Metals are everywhere! They even make up the vast majority of the periodic table – it’s only elements on the far right that are non metals.
The ones in the middle of the table are called the “transition metals”.
Properties Of Metals (especially the transition metals)
- They are strong
- They are good conductors of electricity
- They are good conductors of heat
- They are malleable (i.e. can be bent or hammered into different shapes)
Their strength and malleability makes them good for building structures like bridges and for building car bonnets etc. Their conducting of electricity means they make good electrical wires and their conducting of heat means they are good for making saucepans etc.
Some Useful Metals
It’s a great conductor of electricity and as it is malleable it can be drawn out into wires. It’s hard and strong but can be bent and doesn’t react with water (it’s lower than hydrogen in the reactivity series). This means it can be used to make pipes and tanks.
This is low density and resistant to corrosion. Pure aluminium itself isn’t super strong – but it can form hard, strong alloys. The properties of aluminium have made it a useful metal for airplane construction.
Again this is low density and resistant to corrosion. It is very strong and not super bendy. As such it can be used for things like hip replacements.
Drawbacks of Metals
Often they can corrode when exposed to air and water which means they lose their strength and hardness. Painting can help prevent this.

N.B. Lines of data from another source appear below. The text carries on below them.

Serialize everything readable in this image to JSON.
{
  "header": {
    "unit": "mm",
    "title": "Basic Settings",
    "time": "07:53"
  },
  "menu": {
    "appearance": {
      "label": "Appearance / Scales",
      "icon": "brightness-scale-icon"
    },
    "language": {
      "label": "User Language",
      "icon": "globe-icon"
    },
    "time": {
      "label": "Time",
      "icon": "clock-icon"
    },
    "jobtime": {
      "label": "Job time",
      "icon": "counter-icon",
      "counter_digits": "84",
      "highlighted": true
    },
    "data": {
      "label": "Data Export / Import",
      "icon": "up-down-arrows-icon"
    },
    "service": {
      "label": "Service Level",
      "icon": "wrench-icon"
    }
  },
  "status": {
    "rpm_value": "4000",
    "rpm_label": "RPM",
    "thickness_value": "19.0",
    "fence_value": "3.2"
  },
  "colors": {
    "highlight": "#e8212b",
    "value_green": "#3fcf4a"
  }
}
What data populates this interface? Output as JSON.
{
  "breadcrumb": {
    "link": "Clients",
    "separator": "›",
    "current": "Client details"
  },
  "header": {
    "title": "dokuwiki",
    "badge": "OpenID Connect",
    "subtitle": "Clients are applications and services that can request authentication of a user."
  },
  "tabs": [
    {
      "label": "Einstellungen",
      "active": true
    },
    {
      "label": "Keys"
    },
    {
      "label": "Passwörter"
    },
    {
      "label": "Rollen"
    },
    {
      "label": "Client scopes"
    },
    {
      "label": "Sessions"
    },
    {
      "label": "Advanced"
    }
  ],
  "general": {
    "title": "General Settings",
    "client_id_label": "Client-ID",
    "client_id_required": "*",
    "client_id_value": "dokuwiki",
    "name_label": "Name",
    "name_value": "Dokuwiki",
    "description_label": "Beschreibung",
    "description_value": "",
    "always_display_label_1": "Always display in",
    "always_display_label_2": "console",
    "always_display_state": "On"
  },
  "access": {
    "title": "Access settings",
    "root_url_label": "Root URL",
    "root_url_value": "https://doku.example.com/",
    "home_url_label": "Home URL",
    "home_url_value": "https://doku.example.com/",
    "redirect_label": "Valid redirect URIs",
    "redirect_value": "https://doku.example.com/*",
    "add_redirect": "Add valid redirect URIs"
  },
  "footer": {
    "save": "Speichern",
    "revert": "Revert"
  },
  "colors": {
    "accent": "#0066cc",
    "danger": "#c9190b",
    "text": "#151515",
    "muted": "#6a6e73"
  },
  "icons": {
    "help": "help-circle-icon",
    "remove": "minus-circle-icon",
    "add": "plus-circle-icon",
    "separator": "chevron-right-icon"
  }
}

They can also get “metal fatigue” when strains are repeatedly put on them over time. They may then break…not what you want in an airplane etc!